GRANADA has the Alhambra, Athens has the Acropolis, Fort William has Nico’s Fish and Chip Restaurant. Do not underestimate the power of fish and chips over a hungry man returning from an exhausting day in the mountains. Do not dismiss Nico’s as another Scottish takeaway on another Scottish high street.
I’m all scrubbed up after a sweaty day on Beinn a’ Chlachair, Geal Charn and Creag Pitridh, and I’m sitting in Nico’s. This neat little waitress has just brought me a Nico’s Special Fish Supper, which comprises battered fish (cod or haddock), chips, mushy peas (beans is the alternative) salad, mug of black tea and a slice of bread and butter – all for £6.90.
I love Nico’s. I’ve been coming here for years. Even brought Anne once, which shows how much I like it and just how romantic I can be when the mood takes me. At Nico’s you can buy a takeaway, or you can sit in his marvellous emporium and savour the delights of traditional fish and chips as they should be eaten. Having said that, there’s a lot of pleasure to be gleaned from dipping greasy fingers in a bag while dangling your feet over the quayside of a quiet Scottish fishing port – but if you want to do it in style, you go to Nico’s.
Nico’s is a traditional Scottish fish shop – just like the ones in the Oor Wullie and The Broons books, which are all run by chaps called Toni or Luigi and who invariably sport big black moustaches. Nico’s has mock marble tables, sensible chairs, traditional décor with a line of tiles around the wall, and waitress service. And Nico is there in the flesh, frying his fish and frying his chips. Though, disappointingly, he doesn’t sport a big black moustache.
Through subsequent research I discover there was an influential wave of Italian immigration into Scotland in the 1890s and early 20th Century. The immigrants – fleeing abject poverty in Italy – turned their talents to the catering trade, in particular ice cream parlours and fish and chip shops. Scotland, today, has the greatest concentration of chip shops in the British Isles (there are more chip shops in Scotland than there are grocery stores), many of them still owned by Italian families. That’s not to presume Nico’s falls into this category. For all I know, “Nico” could be Gaelic for “Warrior of the Silver Sea Beasts” or something as equally poetic.
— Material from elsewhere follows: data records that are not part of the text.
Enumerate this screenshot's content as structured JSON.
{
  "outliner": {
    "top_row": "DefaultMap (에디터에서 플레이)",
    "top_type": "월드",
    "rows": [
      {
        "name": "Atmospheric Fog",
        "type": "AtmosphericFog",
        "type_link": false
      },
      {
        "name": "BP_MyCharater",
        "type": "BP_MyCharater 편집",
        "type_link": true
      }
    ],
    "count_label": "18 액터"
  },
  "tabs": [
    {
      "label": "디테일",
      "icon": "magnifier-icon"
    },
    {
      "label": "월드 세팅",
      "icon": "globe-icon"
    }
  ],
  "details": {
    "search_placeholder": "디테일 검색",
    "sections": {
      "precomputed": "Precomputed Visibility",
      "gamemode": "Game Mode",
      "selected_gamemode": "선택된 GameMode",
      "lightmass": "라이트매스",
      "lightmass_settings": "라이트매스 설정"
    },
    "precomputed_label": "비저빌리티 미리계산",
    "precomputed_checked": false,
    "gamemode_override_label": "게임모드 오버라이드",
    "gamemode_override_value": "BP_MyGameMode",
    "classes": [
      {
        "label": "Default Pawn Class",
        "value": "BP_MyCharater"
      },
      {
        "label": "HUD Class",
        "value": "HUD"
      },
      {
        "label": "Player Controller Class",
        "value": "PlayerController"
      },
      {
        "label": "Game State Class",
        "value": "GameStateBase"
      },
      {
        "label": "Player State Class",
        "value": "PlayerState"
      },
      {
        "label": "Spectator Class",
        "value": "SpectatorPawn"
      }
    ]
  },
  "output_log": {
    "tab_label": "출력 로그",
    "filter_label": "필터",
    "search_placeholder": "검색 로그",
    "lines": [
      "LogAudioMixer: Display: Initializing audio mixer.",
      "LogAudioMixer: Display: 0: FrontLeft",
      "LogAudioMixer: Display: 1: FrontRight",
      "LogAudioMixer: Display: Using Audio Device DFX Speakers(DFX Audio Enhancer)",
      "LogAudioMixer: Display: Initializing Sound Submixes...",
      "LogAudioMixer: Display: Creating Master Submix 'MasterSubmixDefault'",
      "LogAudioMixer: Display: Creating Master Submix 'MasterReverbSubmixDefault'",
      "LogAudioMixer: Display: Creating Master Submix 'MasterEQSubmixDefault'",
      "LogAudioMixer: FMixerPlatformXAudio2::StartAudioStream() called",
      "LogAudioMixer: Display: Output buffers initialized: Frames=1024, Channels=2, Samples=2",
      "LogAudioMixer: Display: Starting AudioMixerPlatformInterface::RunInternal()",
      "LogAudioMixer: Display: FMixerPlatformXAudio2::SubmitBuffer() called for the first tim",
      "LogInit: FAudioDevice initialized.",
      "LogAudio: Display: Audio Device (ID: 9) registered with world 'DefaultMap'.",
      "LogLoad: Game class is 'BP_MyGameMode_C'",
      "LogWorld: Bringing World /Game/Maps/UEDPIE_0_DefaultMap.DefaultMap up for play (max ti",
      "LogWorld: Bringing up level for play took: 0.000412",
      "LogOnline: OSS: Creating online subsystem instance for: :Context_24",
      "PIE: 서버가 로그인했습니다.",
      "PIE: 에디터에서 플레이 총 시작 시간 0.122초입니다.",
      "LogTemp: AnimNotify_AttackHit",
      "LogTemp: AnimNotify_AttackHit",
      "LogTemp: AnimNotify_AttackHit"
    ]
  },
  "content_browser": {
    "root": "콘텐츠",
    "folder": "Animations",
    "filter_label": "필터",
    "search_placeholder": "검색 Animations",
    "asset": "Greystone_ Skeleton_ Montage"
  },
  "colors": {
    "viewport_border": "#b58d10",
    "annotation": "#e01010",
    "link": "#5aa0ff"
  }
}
Chip shops in Scotland – why are they so bloody wonderful? There’s a cracker in Aviemore, two crackers in Ullapool, and a marvellous chip van at Killin on Loch Tay where the proprietor entertains her customers with humorous banter while they wait in the queue. It’s an enjoyable and enlightening experience. Want a deep-fried steak pie with chips? She’ll oblige and make you laugh at the same time. But I’ll stick with cod or haddock, thank you very much, lovingly splashed with malt vinegar and a sprinkling of salt.
Another Time, Another Plaice
HECTOR’S PLAICE does not sell the eponymous item, so I settle for cod or haddock for £4.50. It is not the most delicious fish supper I have had in Scotland. It does not compare with Nico’s, for instance, or the fish supper I devoured in Aviemore one lunchtime while waiting for the cloud to clear off Bynack More. Hint of a secret ingredient in that one, I think. Perhaps a little garlic in the batter.
But the views equal the fish supper I had in Ullapool, where I sat with my parcel on the quayside, feet dangling over the water, gazing pensively along Loch Broom. Hector’s fish supper I eat a hundred yards from his Plaice, on the quayside at Kyle of Lochalsh, with the Cuillins in the background and the pleasant evening air full of the smells of the sea and the fishing port.
Is this the perfect way to end a day, or what? A dusty walk out of the Knoydart peninsula along the rough Loch Hourn path. Forty winks in a layby with the sun on my face. A slow drive north up quiet roads. And now, sitting here in the evening sun licking vinegar and crusty salt from my fingers while the seagulls mew and dive around me. Bring on the dancing girls.